Dogs can rely more on their own judgement than the directions of a human who is misleading them. In a recent study published in the journal Proceedings of the Royal Society B, researchers at the University of Vienna have concluded that dogs can rely on their own judgement rather than blindly following the directions of a human even though they’d been taught to trust that person.
They found this out by putting food under one of two opaque buckets. The dogs had been trained to trust the person who pointed out where the food was. So, when they pointed at the bucket covering the food the dogs went to that bucket and accessed the food.
They then had a second person move the food from the bucket where the food was to another bucket while the trusted person was watching. When that trusted person pointed to the bucket from which the food had been removed two-thirds of the dogs no longer trusted the person and decided to go to the other bucket instead. To stress, under these circumstances two thirds of the dogs ignored the communicating or pointing person who had witnessed a food switch and instead went to the other bucket that contained the food but which on prior tests did not.
The 260 participating dogs were border collies, terriers, schnauzers, retrievers and other purebred dogs. The lead scientist said that the dogs did not rely on the trusted communicator and pointer anymore which was in contrast to similar studies involving apes and children under five years of age. In these previous studies young children and non-human primates would still follow the misleading communication.
Not all dog breeds had this independence of thought. It was decided that terriers were the only breed that behave like human infants and apes. It seems that dogs don’t follow misleading human gestures blindly. The majority don’t. They seem to be able to gauge the trustworthiness of the communicator and can discriminate between those providing good directions and those that aren’t.
The study is called: Dogs follow human misleading suggestions more often when the informant has a false belief (the title is opaque (!) just like the buckets in my view and badly formulated). In the abstract to the study (the summary) they say they investigated whether dogs can tell the difference between humans having a true or false belief.
The conclusion was that “Overall, we provide evidence that pet dogs distinguish between TB and FB scenarios, suggesting that the mechanisms underlying sensitivity to others’ beliefs have not evolved uniquely in the primate lineage.”

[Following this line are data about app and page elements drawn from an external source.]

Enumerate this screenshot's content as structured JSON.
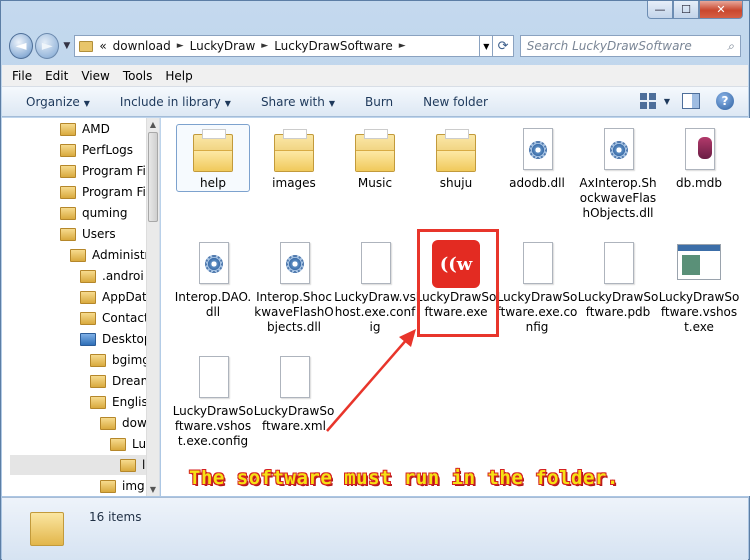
{
  "window": {
    "caption_buttons": {
      "minimize": "—",
      "maximize": "☐",
      "close": "✕"
    }
  },
  "nav": {
    "back_icon": "◄",
    "forward_icon": "►",
    "breadcrumb_prefix": "«",
    "breadcrumbs": [
      "download",
      "LuckyDraw",
      "LuckyDrawSoftware"
    ],
    "search_placeholder": "Search LuckyDrawSoftware",
    "search_icon": "⌕"
  },
  "menu": [
    "File",
    "Edit",
    "View",
    "Tools",
    "Help"
  ],
  "commands": {
    "organize": "Organize",
    "include_in_library": "Include in library",
    "share_with": "Share with",
    "burn": "Burn",
    "new_folder": "New folder",
    "help_glyph": "?"
  },
  "tree": [
    {
      "label": "AMD"
    },
    {
      "label": "PerfLogs"
    },
    {
      "label": "Program Fil"
    },
    {
      "label": "Program Fil"
    },
    {
      "label": "quming"
    },
    {
      "label": "Users"
    },
    {
      "label": "Administr"
    },
    {
      "label": ".androi"
    },
    {
      "label": "AppDat"
    },
    {
      "label": "Contact"
    },
    {
      "label": "Desktop"
    },
    {
      "label": "bgimg"
    },
    {
      "label": "Dream"
    },
    {
      "label": "Englis"
    },
    {
      "label": "dow"
    },
    {
      "label": "Lu"
    },
    {
      "label": "l"
    },
    {
      "label": "img"
    }
  ],
  "files": [
    {
      "name": "help",
      "type": "folder"
    },
    {
      "name": "images",
      "type": "folder"
    },
    {
      "name": "Music",
      "type": "folder"
    },
    {
      "name": "shuju",
      "type": "folder"
    },
    {
      "name": "adodb.dll",
      "type": "dll"
    },
    {
      "name": "AxInterop.ShockwaveFlashObjects.dll",
      "type": "dll"
    },
    {
      "name": "db.mdb",
      "type": "mdb"
    },
    {
      "name": "Interop.DAO.dll",
      "type": "dll"
    },
    {
      "name": "Interop.ShockwaveFlashObjects.dll",
      "type": "dll"
    },
    {
      "name": "LuckyDraw.vshost.exe.config",
      "type": "file"
    },
    {
      "name": "LuckyDrawSoftware.exe",
      "type": "app",
      "glyph": "((w"
    },
    {
      "name": "LuckyDrawSoftware.exe.config",
      "type": "file"
    },
    {
      "name": "LuckyDrawSoftware.pdb",
      "type": "file"
    },
    {
      "name": "LuckyDrawSoftware.vshost.exe",
      "type": "exe"
    },
    {
      "name": "LuckyDrawSoftware.vshost.exe.config",
      "type": "file"
    },
    {
      "name": "LuckyDrawSoftware.xml",
      "type": "file"
    }
  ],
  "annotation": "The software must run in the folder.",
  "status": {
    "count": "16 items"
  },
  "colors": {
    "highlight": "#e8352b",
    "annotation_text": "#f5e214",
    "annotation_outline": "#d42121",
    "app_icon": "#e32b22"
  }
}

My translation of that is as follows. They are saying that dogs are sensitive to whether a human believes something or is providing misleading information and therefore does not believe what they are saying. In the quote, ‘TB’ stands for “human true” belief whereas ‘FB’ stands for “false belief”.
SOME MORE ON DOG BEHAVIOR: